EC: Writing—original draft. MF: Writing—review and editing. AA: Writing—review and editing.
Conflict of interest
The authors declare that the research was conducted in the absence of any commercial or financial relationships that could be construed as a potential conflict of interest.
All claims expressed in this article are solely those of the authors and do not necessarily represent those of their affiliated organizations, or those of the publisher, the editors and the reviewers. Any product that may be evaluated in this article, or claim that may be made by its manufacturer, is not guaranteed or endorsed by the publisher.
Keywords: microbial metabolites, celiac disease, sepsis, gut barrier function, short chain fatty acids, acute liver failure (ALF)
Citation: Canfora EE, Feitelson MA and Arzumanyan A (2023) Editorial: Microbiome metabolites in health and disease.
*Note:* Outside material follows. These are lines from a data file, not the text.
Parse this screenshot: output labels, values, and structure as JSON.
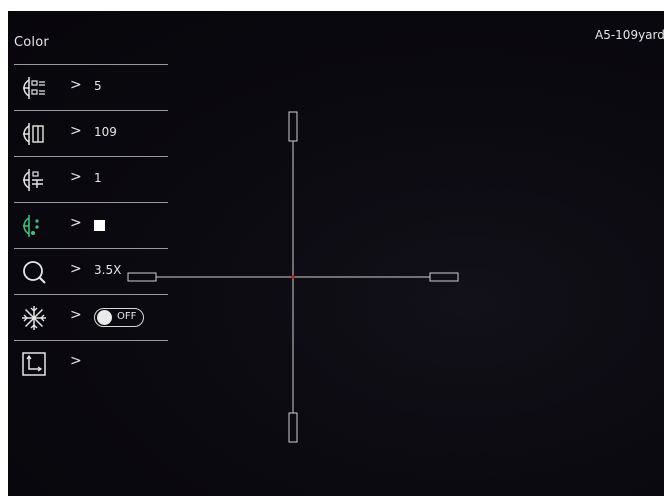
{
  "header": {
    "title": "Color",
    "info": "A5-109yard"
  },
  "menu": {
    "items": [
      {
        "icon": "distance-list-icon",
        "value": "5"
      },
      {
        "icon": "distance-set-icon",
        "value": "109"
      },
      {
        "icon": "distance-adjust-icon",
        "value": "1"
      },
      {
        "icon": "reticle-color-icon",
        "value": ""
      },
      {
        "icon": "zoom-icon",
        "value": "3.5X"
      },
      {
        "icon": "snowflake-icon",
        "value": "OFF"
      },
      {
        "icon": "position-icon",
        "value": ""
      }
    ],
    "arrow": ">",
    "reticle_color": "#ffffff",
    "accent_color": "#36c97a"
  },
  "reticle": {
    "center_color": "#d01515"
  }
}
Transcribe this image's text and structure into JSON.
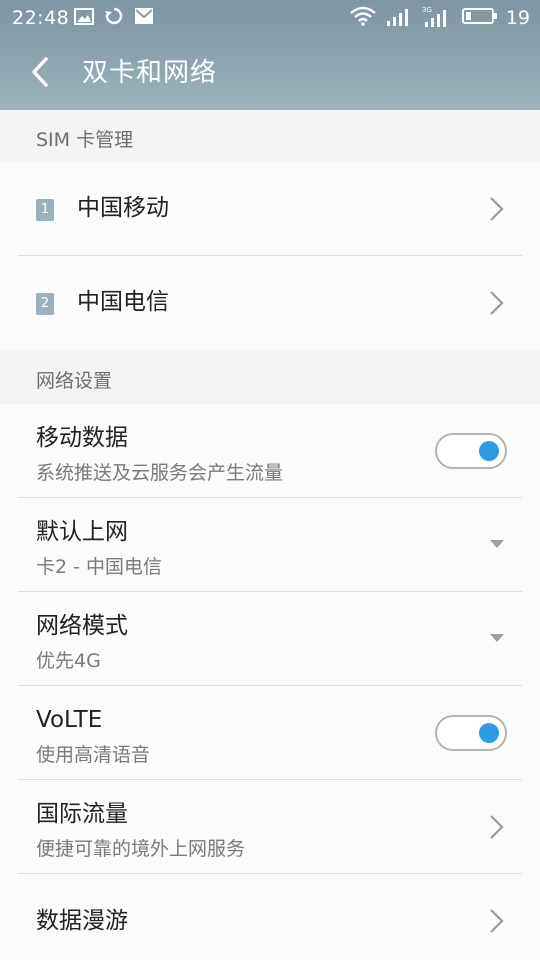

Front. Microbiol. 14:1270001. doi: 10.3389/fmicb.2023.1270001
Received: 31 July 2023; Accepted: 29 August 2023;
Published: 12 September 2023.
Edited and reviewed by: Takema Fukatsu, National Institute of Advanced Industrial Science and Technology (AIST), Japan
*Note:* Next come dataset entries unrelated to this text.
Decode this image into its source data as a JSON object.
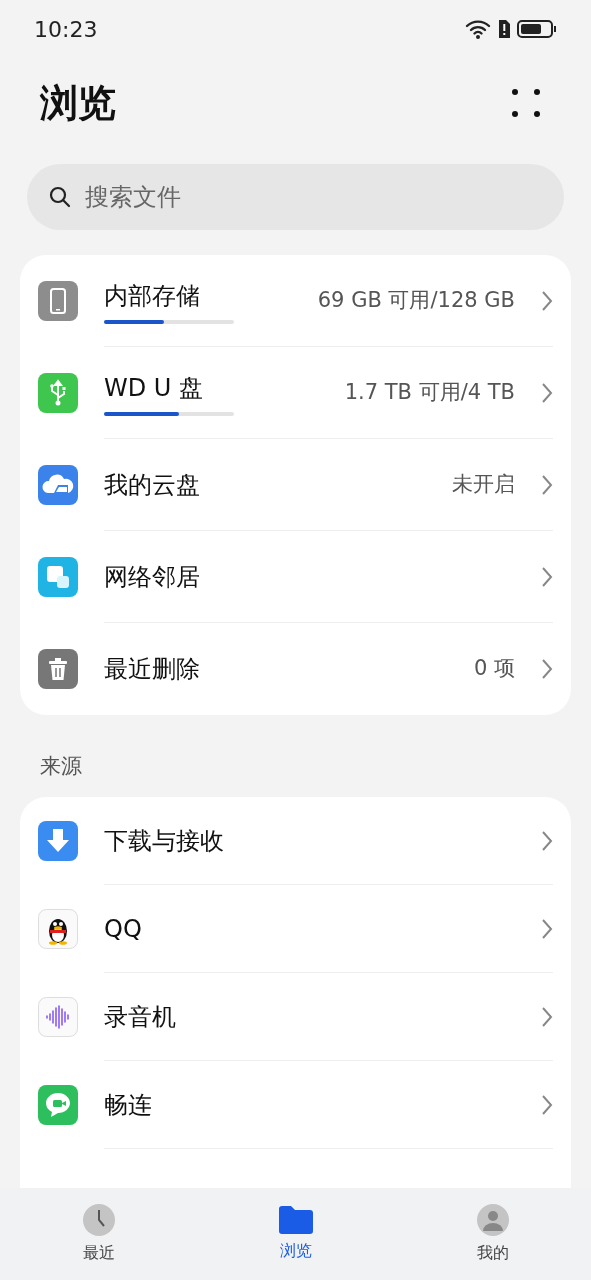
{
  "status_bar": {
    "time": "10:23"
  },
  "header": {
    "title": "浏览"
  },
  "search": {
    "placeholder": "搜索文件"
  },
  "locations": [
    {
      "kind": "storage",
      "label": "内部存储",
      "level": 0.46,
      "detail": "69 GB 可用/128 GB"
    },
    {
      "kind": "storage",
      "label": "WD U 盘",
      "level": 0.58,
      "detail": "1.7 TB 可用/4 TB"
    },
    {
      "kind": "plain",
      "label": "我的云盘",
      "detail": "未开启"
    },
    {
      "kind": "plain",
      "label": "网络邻居"
    },
    {
      "kind": "plain",
      "label": "最近删除",
      "detail": "0 项"
    }
  ],
  "sources_heading": "来源",
  "sources": [
    {
      "label": "下载与接收"
    },
    {
      "label": "QQ"
    },
    {
      "label": "录音机"
    },
    {
      "label": "畅连"
    }
  ],
  "tabs": [
    {
      "label": "最近",
      "selected": false
    },
    {
      "label": "浏览",
      "selected": true
    },
    {
      "label": "我的",
      "selected": false
    }
  ]
}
Copyright © 2023 Canfora, Feitelson and Arzumanyan. This is an open-access article distributed under the terms of the Creative Commons Attribution License (CC BY). The use, distribution or reproduction in other forums is permitted, provided the original author(s) and the copyright owner(s) are credited and that the original publication in this journal is cited, in accordance with accepted academic practice. No use, distribution or reproduction is permitted which does not comply with these terms.
*Correspondence: Emanuel E. Canfora, email@example.com